Documentary perhaps offers women greater flexibility in shooting schedules, deliverables, and a more nuanced approach to creation that serves female pursuit and achievement. It is theorized that females may be afforded a greater sense of agency within the factual genre because they are not fighting against the latent belief that their best attribute is their usefulness as muses for male artists. It is testament to the will of female expression that they have found a strong foothold within factual production, but it’s undeniably problematic that while women keep kicking at the door of narrative filmmaking, it remains locked to most of them.
I am a woman who likes to make fiction and I have found it incredibly difficult to be taken seriously when constantly compared to other female directors – as if my voice is merely an echo of every other female voice and therefore redundant. I have lost count of the times I have read articles in which male directors are described as “wunderkinds” or “trailblazers”. Rarely have I seen the same terminology used to describe their female counterparts. This subtle framing of males as “originators” edges out female voices, creating an environment that feels overwhelmingly and perpetually masculine.
Diversity is diminished by the need to categorise films not by narrative or theme but by clumping them together according to the traits of their makers, as Ricketson does in his piece. By implying that female, gay, Muslim and, transgender or intersex directors would ultimately be chosen for funding only as a flimsy act of tokenism, he implies that our perspective and potential can be summarized simply through the label he applies. It’s like saying that astronauts can write only astronaut stories or that bakers can write only bakers’ stories. If the platitude of “write what you know” is true then Ricketson assumes that women only know what it is like to be women but men know everything. This assumption allows people like Ricketson to disengage with female voices, to pre-empt what kinds of films women will make, and to damn them as unpopular or niche; destined for a $1 bargain bin in a post office in the middle of nowhere.
The fight for equality is scary because it asks us to interrogate our own inherent bias, eloquently demonstrated by Peggy McIntosh in her lecture “The Knapsack of Invisible Privilege”, used to explain the extent of white privilege in society. It is important to acknowledge the invisible grab-bag of opportunities that are culturally and perhaps unfairly inherited and to be honest about our desire to retain them. It is scary for someone like Ricketson to admit that his version of a meritocracy is suddenly under scrutiny and of course he would seek to protect and defend it. No one wants to admit that they had a head start in the race.
As a white, straight, cisgendered, middle class female, I have had enormous advantages over other filmmakers who have suffered reduced access to the opportunities that have allowed me to make my first feature. It is uncomfortable to acknowledge that within my own backpack are shortcuts to this outcome: despite the fact that my empirical evidence is one of personal hardship and toil.
It was announced at the Screen Australia Development Roadshow recently that Gender Matters is a one-year only initiative, the result of brutal budget cuts that the national screen body has endured. It is admirable that strong steps have been taken to address gender disparity but an unfortunate reality that this window will be left open for a brief time only.
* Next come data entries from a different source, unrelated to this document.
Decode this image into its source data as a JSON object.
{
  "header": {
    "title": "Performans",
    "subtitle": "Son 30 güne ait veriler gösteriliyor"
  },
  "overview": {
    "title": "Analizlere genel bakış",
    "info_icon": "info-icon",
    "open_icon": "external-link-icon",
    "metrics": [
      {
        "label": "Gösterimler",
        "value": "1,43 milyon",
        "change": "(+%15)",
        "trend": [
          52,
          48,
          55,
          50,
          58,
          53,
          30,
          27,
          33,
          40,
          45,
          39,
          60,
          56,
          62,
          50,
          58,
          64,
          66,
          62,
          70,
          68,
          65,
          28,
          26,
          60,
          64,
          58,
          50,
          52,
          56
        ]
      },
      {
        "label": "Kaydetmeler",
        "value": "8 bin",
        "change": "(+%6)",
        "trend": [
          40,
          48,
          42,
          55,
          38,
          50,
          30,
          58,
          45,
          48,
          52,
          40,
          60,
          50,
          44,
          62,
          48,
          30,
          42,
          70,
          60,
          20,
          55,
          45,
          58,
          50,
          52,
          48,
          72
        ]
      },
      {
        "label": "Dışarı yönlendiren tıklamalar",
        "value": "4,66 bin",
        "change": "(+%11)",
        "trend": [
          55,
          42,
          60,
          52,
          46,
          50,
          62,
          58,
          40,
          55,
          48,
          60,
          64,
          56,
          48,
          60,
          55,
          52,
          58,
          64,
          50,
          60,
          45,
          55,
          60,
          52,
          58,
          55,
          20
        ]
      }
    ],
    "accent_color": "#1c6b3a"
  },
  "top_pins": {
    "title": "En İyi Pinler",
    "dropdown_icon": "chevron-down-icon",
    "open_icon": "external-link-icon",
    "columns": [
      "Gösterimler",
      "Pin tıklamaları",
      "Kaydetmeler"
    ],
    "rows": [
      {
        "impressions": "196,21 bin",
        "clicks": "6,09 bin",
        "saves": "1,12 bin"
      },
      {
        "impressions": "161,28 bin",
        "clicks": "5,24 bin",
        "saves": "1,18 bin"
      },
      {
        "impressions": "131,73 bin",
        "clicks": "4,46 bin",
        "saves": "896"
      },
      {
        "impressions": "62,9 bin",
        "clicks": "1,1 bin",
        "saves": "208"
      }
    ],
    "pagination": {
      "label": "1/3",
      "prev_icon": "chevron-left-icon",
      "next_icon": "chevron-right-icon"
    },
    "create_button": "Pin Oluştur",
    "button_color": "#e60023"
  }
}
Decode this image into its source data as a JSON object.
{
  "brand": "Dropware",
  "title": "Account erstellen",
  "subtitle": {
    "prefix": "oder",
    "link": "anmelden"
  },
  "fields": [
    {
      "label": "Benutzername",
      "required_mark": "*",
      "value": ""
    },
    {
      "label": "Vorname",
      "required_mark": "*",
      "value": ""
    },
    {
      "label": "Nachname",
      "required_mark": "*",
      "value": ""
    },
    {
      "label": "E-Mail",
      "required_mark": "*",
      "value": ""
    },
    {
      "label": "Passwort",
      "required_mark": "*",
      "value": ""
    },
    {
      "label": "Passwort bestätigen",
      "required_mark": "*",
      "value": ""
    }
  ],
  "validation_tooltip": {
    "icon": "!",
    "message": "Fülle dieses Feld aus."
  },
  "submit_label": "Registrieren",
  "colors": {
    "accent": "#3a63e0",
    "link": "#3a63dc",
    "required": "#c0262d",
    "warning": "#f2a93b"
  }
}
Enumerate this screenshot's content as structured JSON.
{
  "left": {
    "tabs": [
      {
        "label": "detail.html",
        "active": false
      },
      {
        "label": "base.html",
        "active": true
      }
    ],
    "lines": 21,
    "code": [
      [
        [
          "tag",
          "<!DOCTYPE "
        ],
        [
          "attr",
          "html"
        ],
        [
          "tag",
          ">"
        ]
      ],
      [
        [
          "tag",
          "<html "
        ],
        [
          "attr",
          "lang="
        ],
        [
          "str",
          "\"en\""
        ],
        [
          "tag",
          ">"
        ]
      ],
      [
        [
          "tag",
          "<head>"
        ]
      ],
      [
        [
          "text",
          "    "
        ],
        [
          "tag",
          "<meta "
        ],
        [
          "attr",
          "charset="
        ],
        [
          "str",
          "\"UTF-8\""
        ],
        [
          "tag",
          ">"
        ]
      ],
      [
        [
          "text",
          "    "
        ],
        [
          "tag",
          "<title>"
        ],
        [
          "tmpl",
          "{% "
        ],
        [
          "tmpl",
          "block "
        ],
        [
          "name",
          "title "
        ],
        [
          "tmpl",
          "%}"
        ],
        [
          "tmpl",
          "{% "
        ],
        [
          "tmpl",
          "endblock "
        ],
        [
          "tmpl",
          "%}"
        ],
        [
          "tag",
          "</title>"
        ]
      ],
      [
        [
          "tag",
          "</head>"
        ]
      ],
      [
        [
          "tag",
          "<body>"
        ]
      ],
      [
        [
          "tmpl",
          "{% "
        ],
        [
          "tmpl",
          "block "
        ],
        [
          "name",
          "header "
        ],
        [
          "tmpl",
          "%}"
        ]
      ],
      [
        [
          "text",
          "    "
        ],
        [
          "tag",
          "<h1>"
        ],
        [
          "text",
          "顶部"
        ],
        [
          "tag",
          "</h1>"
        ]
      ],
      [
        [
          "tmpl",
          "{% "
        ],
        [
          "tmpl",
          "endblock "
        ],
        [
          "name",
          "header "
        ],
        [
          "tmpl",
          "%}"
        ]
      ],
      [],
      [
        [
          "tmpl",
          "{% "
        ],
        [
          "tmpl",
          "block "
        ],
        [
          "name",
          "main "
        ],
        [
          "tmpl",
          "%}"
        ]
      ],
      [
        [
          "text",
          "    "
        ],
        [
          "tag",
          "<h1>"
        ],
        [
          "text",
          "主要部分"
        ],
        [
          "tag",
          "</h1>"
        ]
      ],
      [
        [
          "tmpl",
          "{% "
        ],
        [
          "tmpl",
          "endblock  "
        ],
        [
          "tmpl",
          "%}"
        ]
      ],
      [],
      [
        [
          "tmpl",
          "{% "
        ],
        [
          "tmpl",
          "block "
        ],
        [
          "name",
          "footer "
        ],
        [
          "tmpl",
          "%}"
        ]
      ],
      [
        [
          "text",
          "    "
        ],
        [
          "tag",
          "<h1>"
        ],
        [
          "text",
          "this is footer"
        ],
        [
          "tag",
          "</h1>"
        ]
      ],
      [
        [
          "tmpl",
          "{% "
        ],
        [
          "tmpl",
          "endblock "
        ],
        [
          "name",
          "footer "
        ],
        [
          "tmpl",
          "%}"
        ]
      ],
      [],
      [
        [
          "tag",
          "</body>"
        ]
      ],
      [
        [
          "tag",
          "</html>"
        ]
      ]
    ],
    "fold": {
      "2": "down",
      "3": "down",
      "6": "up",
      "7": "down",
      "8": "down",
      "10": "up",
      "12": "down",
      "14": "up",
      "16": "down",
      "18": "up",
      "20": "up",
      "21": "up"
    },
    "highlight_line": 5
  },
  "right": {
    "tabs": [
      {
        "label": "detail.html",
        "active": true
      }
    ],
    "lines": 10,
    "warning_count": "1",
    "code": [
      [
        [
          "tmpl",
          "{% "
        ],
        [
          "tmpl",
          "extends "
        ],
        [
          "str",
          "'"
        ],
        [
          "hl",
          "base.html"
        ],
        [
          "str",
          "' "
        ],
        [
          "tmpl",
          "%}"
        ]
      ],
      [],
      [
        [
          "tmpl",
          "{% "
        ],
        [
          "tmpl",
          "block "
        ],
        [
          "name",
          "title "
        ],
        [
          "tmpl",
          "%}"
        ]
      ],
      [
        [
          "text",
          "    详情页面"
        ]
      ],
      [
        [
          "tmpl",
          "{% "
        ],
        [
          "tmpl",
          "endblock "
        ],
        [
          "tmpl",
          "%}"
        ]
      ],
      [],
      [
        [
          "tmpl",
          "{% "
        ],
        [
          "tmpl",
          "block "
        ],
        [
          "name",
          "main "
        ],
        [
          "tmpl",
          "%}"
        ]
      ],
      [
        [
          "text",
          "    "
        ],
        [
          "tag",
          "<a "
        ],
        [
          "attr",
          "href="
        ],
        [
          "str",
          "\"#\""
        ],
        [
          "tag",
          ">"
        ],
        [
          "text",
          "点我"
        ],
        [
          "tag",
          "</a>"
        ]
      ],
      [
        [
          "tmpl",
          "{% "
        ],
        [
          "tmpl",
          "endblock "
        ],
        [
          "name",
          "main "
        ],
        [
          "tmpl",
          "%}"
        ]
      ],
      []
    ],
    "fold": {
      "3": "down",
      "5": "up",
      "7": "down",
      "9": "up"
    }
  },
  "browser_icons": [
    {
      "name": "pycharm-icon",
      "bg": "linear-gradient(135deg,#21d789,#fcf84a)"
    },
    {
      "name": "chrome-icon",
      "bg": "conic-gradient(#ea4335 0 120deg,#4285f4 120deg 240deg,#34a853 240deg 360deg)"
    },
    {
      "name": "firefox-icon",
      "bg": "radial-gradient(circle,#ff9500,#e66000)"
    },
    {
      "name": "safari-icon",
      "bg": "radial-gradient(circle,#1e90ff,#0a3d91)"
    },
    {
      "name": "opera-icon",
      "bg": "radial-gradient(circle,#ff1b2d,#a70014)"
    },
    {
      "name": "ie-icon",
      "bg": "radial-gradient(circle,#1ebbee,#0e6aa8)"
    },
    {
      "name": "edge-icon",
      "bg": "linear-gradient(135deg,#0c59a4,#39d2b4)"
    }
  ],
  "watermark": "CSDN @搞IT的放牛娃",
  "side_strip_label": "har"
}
I hope for Australia’s sake and for our national cinema’s future that women of all races, identities and backgrounds use this opportunity to tap confidently on the glass ceiling (or rather podium) that Ricketson is standing on.